mid-13c., "image of a deity as an object of (pagan) worship," from Old French idole "idol, graven image, pagan god," from Late Latin idolum "image (mental or physical), form," used in Church Latin for "false god," from Greek eidolon "appearance, reflection in water or a mirror," later "mental image, apparition, phantom," also "material image, statue," from eidos "form" (see -oid). Figurative sense of "something idolized" is first recorded 1560s (in Middle English the figurative sense was "someone who is false or untrustworthy"). Meaning "a person so adored" is from 1590s.

Online Etymology Dictionary, © 2010 Douglas Harper
Cite This Source
idol in Technology

Icon-Derived Object Language. An object-oriented preprocessor for Icon.
(ftp://src.doc.ic.ac.uk/pub/languages/icon/idol.tar.Z).
["Programming in Idol: An Object Primer", C.L. Jeffery, U Arizona CS TR #90-10].
The Free On-line Dictionary of Computing, © Denis Howe 2010 http://foldoc.org
Cite This Source
idol in the Bible

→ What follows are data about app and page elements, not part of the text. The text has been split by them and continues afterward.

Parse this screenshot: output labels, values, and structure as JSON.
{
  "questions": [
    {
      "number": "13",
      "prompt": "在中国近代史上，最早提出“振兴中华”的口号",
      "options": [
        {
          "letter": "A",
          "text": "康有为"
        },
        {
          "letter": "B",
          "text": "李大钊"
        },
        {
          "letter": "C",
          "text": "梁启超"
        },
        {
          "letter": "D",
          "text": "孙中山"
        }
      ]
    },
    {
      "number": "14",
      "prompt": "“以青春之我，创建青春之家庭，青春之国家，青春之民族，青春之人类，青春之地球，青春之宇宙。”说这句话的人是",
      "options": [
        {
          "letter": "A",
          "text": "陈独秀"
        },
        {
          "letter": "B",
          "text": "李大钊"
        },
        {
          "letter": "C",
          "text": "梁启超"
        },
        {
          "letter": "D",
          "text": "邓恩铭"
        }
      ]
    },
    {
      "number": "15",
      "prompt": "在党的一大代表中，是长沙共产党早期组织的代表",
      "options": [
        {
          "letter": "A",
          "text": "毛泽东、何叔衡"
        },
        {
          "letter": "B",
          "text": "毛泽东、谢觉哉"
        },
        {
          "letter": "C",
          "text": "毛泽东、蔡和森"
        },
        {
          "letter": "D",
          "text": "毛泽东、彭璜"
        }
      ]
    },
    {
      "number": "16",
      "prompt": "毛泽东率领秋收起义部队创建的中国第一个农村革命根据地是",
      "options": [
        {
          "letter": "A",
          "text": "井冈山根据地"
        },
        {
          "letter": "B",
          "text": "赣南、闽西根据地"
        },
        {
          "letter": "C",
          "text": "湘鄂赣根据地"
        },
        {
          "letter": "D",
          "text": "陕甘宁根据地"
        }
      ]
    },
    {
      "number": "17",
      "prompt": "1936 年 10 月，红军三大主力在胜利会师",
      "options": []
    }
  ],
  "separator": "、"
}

(1.) Heb. aven, "nothingness;" "vanity" (Isa. 66:3; 41:29; Deut. 32:21; 1 Kings 16:13; Ps. 31:6; Jer. 8:19, etc.). (2.) 'Elil, "a thing of naught" (Ps. 97:7; Isa. 19:3); a word of contempt, used of the gods of Noph (Ezek. 30:13). (3.) 'Emah, "terror," in allusion to the hideous form of idols (Jer. 50:38). (4.) Miphletzeth, "a fright;" "horror" (1 Kings 15:13; 2 Chr. 15:16). (5.) Bosheth, "shame;" "shameful thing" (Jer. 11:13; Hos. 9:10); as characterizing the obscenity of the worship of Baal. (6.) Gillulim, also a word of contempt, "dung;" "refuse" (Ezek. 16:36; 20:8; Deut. 29:17, marg.). (7.) Shikkuts, "filth;" "impurity" (Ezek. 37:23; Nah. 3:6). (8.) Semel, "likeness;" "a carved image" (Deut. 4:16). (9.) Tselem, "a shadow" (Dan. 3:1; 1 Sam. 6:5), as distinguished from the "likeness," or the exact counterpart. (10.) Temunah, "similitude" (Deut. 4:12-19). Here Moses forbids the several forms of Gentile idolatry. (11.) 'Atsab, "a figure;" from the root "to fashion," "to labour;" denoting that idols are the result of man's labour (Isa. 48:5; Ps. 139:24, "wicked way;" literally, as some translate, "way of an idol"). (12.) Tsir, "a form;" "shape" (Isa. 45:16). (13.) Matztzebah, a "statue" set up (Jer. 43:13); a memorial stone like that erected by Jacob (Gen. 28:18; 31:45; 35:14, 20), by Joshua (4:9), and by Samuel (1 Sam. 7:12). It is the name given to the statues of Baal (2 Kings 3:2; 10:27). (14.) Hammanim, "sun-images." Hamman is a synonym of Baal, the sun-god of the Phoenicians (2 Chr. 34:4, 7; 14:3, 5; Isa. 17:8). (15.) Maskith, "device" (Lev. 26:1; Num. 33:52). In Lev. 26:1, the words "image of stone" (A.V.) denote "a stone or cippus with the image of an idol, as Baal, Astarte, etc." In Ezek. 8:12, "chambers of imagery" (maskith), are "chambers of which the walls are painted with the figures of idols;" comp. ver. 10, 11. (16.) Pesel, "a graven" or "carved image" (Isa. 44:10-20). It denotes also a figure cast in metal (Deut. 7:25; 27:15; Isa. 40:19; 44:10). (17.) Massekah, "a molten image" (Deut. 9:12; Judg. 17:3, 4). (18.) Teraphim, pl., "images," family gods (penates) worshipped by Abram's kindred (Josh. 24:14). Put by Michal in David's bed (Judg. 17:5; 18:14, 17, 18, 20; 1 Sam. 19:13). "Nothing can be more instructive and significant than this multiplicity and variety of words designating the instruments and inventions of idolatry."

Easton's 1897 Bible Dictionary
Cite This Source

Word of the Day

Difficulty index for idol

Most English speakers likely know this word

Word Value for idol

5
6
Scrabble Words With Friends

Quotes with idol